(SOURCE INFORMATION)
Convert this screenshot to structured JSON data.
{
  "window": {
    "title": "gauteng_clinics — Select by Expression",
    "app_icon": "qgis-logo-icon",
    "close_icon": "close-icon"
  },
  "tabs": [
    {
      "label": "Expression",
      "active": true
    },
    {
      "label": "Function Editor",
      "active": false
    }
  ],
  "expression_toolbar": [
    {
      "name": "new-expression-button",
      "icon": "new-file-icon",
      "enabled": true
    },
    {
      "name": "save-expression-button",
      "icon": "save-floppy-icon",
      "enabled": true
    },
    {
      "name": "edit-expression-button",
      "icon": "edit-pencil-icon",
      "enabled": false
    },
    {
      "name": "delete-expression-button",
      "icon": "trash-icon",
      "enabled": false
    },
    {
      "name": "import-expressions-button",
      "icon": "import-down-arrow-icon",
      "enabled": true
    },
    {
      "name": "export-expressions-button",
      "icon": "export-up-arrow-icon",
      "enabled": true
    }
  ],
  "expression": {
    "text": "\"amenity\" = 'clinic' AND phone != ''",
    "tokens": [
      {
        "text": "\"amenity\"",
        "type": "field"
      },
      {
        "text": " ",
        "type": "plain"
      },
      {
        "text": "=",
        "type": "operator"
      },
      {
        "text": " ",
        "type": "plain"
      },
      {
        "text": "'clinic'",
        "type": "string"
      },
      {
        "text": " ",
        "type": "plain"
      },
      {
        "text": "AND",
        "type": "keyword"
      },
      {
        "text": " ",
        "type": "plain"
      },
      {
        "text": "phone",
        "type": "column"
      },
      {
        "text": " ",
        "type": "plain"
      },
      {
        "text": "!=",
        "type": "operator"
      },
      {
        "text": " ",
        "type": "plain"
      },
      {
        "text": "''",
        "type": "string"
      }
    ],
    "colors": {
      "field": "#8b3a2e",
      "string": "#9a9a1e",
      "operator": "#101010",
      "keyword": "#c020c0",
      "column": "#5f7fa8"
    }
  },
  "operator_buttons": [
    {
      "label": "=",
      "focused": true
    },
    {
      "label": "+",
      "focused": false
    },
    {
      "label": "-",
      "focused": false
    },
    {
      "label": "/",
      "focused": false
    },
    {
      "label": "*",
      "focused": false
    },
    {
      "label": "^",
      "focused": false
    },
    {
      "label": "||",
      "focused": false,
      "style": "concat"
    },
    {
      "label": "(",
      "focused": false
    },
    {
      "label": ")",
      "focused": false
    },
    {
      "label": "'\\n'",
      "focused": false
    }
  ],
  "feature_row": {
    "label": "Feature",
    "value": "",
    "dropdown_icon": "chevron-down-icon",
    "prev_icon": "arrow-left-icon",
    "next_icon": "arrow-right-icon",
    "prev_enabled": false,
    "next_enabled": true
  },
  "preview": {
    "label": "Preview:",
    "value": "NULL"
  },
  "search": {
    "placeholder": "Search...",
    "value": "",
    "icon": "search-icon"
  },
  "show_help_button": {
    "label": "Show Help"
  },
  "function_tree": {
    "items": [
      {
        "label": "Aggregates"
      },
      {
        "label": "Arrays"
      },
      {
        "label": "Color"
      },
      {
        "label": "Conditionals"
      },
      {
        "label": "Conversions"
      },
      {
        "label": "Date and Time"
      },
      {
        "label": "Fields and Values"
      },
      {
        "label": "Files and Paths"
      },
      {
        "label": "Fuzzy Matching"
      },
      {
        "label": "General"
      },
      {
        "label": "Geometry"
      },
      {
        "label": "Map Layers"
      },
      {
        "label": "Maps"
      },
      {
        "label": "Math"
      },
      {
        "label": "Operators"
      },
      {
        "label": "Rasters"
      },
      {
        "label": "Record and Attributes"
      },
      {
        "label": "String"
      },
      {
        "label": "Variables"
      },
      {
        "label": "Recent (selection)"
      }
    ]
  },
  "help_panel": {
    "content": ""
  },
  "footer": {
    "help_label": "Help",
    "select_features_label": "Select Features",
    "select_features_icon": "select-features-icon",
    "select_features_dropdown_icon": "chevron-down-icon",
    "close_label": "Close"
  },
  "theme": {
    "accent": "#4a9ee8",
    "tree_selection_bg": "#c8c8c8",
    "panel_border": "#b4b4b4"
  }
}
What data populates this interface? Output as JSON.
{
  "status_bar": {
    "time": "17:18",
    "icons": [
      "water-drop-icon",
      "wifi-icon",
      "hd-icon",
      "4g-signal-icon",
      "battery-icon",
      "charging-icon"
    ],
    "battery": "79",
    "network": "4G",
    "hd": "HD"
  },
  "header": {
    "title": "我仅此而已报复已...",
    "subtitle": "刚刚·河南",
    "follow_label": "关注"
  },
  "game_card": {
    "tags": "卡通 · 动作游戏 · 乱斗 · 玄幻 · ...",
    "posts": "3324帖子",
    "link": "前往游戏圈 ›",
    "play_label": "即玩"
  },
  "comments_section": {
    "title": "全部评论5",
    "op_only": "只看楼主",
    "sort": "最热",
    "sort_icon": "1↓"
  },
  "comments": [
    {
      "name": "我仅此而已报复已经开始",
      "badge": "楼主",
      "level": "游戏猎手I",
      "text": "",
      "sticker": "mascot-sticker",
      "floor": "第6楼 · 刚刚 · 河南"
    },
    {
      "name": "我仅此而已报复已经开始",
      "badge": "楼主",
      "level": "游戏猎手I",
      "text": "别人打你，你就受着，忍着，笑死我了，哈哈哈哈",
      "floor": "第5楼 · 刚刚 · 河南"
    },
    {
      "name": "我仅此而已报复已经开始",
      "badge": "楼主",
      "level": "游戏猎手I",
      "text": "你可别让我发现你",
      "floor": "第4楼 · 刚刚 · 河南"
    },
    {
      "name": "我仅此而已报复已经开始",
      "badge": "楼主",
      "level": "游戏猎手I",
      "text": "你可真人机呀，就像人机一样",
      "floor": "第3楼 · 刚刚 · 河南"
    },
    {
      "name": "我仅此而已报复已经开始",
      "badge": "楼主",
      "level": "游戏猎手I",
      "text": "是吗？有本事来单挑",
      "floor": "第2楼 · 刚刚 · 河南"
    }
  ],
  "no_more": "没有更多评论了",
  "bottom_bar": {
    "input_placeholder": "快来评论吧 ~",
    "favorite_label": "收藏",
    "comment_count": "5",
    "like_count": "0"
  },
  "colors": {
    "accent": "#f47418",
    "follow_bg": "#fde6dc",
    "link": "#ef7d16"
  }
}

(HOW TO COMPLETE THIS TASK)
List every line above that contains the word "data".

(RESPONSE BOX)
Convert this screenshot to structured JSON data.
What data populates this interface? Output as JSON.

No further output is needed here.